. Christopher Hitchens reflects
on what makes this holiday America's most distinctive. And George Will takes a moment to honor
the incomparable Bill Buckley on the occasion of his 80th:
Buckley, so young at 80, was severely precocious at 7 when he wrote a starchy letter to the king of England demanding payment of Britain's war debts. Seventy-three years on, Buckley's country is significantly different, and better, because of him. Of how many journalists, ever, can that be said? One.
AS JONAH SEES IT:
The ever-witty, often insight Jonah Goldberg is somewhat less that encouraged
by the contemporary political horizon:
Bush is a lame duck, Social Security reform is dead, the dreams of the revolution come up only when we gather around the campfire to sigh about what might have been. The Rinos are in charge now. Drilling in ANWR was pulled from the House appropriations budget, tax-cut extensions in the Senate were crushed in deference to the fearsome clout of … Olympia Snowe. Even on judges, the power-players are the Gang of 14 centrists and Rinos like Arlen Specter. It was Specter, not Kennedy, who gave John G. Roberts Jr. the toughest questions during his hearings.
The most depressing prospect is that this will be the status quo for years to come. Liberals will shriek about GOP radicalism and conservatives will whine about the lack of it.
HIS NAME IS BILL:
David Horowitz nails it
concerning the man who seems to be competing with the Peanut Farmer for the most disgraceful ex-president award:
Your country is at war. It is fighting to defend a democracy in the heartland of Islamic terror. You are a former president and you are speaking in Dubai in the Arab Muslim Middle East, the war zone where young American men and women are dying in battles for freedom.
But instead of words of praise for their heroism and gratitude for their sacrifice, you tell them the war they are fighting is a mistake. It is a mistake for them to be risking their lives in the service of their country. It is a mistake for them to be fighting for Iraqis' freedom. It is a mistake for them to be defending innocent people against terrorists who behead the innocent, who declare democracy to be evil and who have sworn to kill every Iraqi citizen who has had the audacity to vote.

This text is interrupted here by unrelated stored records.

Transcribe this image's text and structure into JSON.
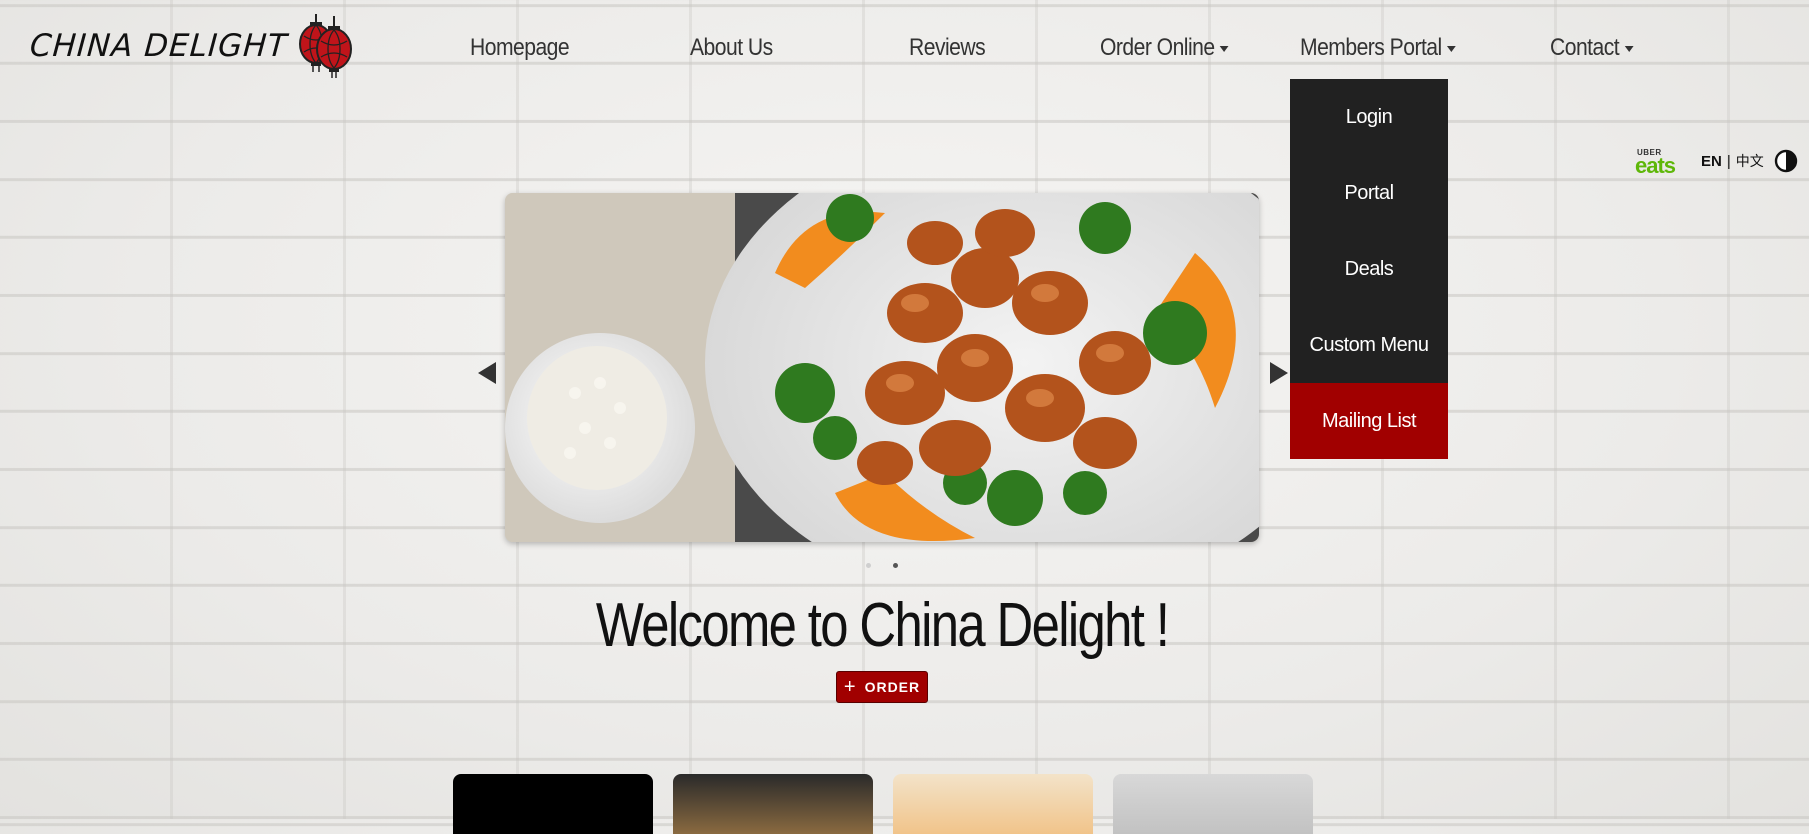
{
  "brand": {
    "logo_text": "CHINA DELIGHT",
    "lantern_icon": "red-lantern-icon",
    "accent": "#a10000"
  },
  "nav": {
    "items": [
      {
        "label": "Homepage",
        "has_dropdown": false
      },
      {
        "label": "About Us",
        "has_dropdown": false
      },
      {
        "label": "Reviews",
        "has_dropdown": false
      },
      {
        "label": "Order Online",
        "has_dropdown": true
      },
      {
        "label": "Members Portal",
        "has_dropdown": true
      },
      {
        "label": "Contact",
        "has_dropdown": true
      }
    ]
  },
  "members_dropdown": {
    "items": [
      "Login",
      "Portal",
      "Deals",
      "Custom Menu",
      "Mailing List"
    ],
    "highlighted": "Mailing List"
  },
  "utilities": {
    "uber_top": "UBER",
    "uber_bottom": "eats",
    "lang_en": "EN",
    "lang_sep": "|",
    "lang_zh": "中文",
    "contrast_icon": "contrast-toggle-icon"
  },
  "carousel": {
    "slide_count": 2,
    "active_slide": 2
  },
  "hero": {
    "welcome": "Welcome to China Delight !",
    "order_button": "ORDER"
  }
}
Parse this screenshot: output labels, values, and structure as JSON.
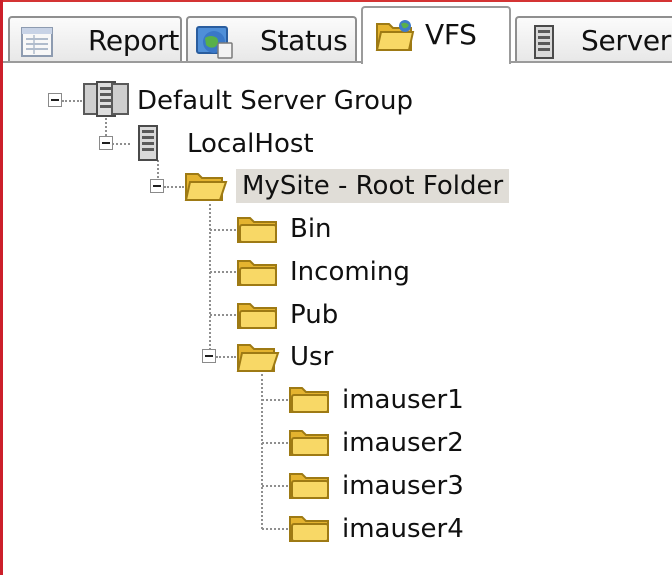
{
  "tabs": [
    {
      "label": "Report",
      "icon": "report-icon",
      "active": false
    },
    {
      "label": "Status",
      "icon": "globe-icon",
      "active": false
    },
    {
      "label": "VFS",
      "icon": "folder-open-icon",
      "active": true
    },
    {
      "label": "Server",
      "icon": "server-icon",
      "active": false
    }
  ],
  "tree": {
    "server_group": {
      "label": "Default Server Group",
      "icon": "server-group-icon"
    },
    "server": {
      "label": "LocalHost",
      "icon": "server-icon"
    },
    "root_folder": {
      "label": "MySite - Root Folder",
      "icon": "folder-open-icon",
      "selected": true
    },
    "folders": [
      {
        "label": "Bin"
      },
      {
        "label": "Incoming"
      },
      {
        "label": "Pub"
      },
      {
        "label": "Usr",
        "expanded": true
      }
    ],
    "usr_children": [
      {
        "label": "imauser1"
      },
      {
        "label": "imauser2"
      },
      {
        "label": "imauser3"
      },
      {
        "label": "imauser4"
      }
    ]
  },
  "colors": {
    "frame_red": "#cc1f2a",
    "selection": "#e0ddd7",
    "folder": "#f6cd47"
  }
}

You insinuate that their commander-in-chief is a liar who tricked them into this war and that their cause is unjust. With these words, you have plunged a knife into the backs of the brave men and women who are defending your country. You have betrayed them and the Iraqi people. You have betrayed the cause of freedom and with it your country's soul. Your name is Bill Clinton and you are a national disgrace.